1 variant,” says a press release about the study.

The findings are based on a meta-analysis of 65 studies from 19 countries, including the US, UK, Canada, India and Norway, to assess the effectiveness of previous COVID infection in protecting a person. This includes studies examining reinfection with COVID in unvaccinated individuals.

Data on newer XBB omicron variants or their sub-lines were not examined in this study. The XBB.1.5 omicron variant is the most dominant in the US, according to data from the Centers for Disease Control and Prevention.

Vaccination is the safest way to acquire immunity, while acquiring natural immunity must be balanced against the risks of serious illness and death associated with initial infection, said Stephen Lim, the study’s lead author and a professor in the Department of Health Indicators. Das said the University of Washington Sciences in a statement.

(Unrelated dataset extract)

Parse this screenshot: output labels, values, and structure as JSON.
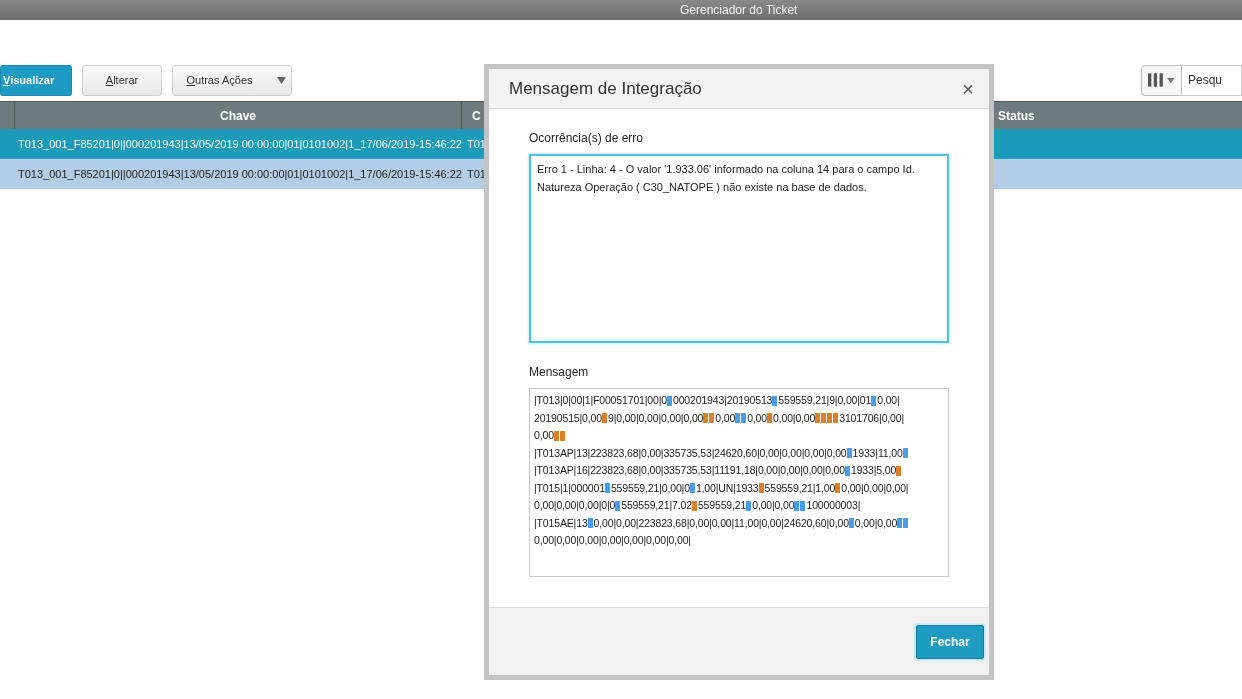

If a person was previously infected with a non-omicron variant of the corona virus, protection from subsequent omicron infections was significantly lower, the study found.

However, if a person had been previously infected with Omicron, there was a greater chance of being protected from future Omicron infection – but not for sub variants BA.4 and BA.5, the researchers wrote. This confirms the greater immune escape associated with this particular sub variant.

To fully understand a person’s immune profile and risks from COVID-19, public health decision-makers need to consider natural immunity and vaccination status, said Dr. Caroline Stein, a co-author of the study, in a statement.

Such decisions, the researchers said, apply to guidelines for when people should receive COVID vaccine doses, including booster shots, the researchers wrote.

Limitations of the study included that fewer studies performed by the included authors had data on the original Omicron strains and their derivatives.

The work warrants further studies examining the protection provided by COVID vaccines and infection. This highlights how more studies have been published analyzing vaccine effectiveness versus COVID infection. This study was funded by the Bill and Melinda Gates Foundation.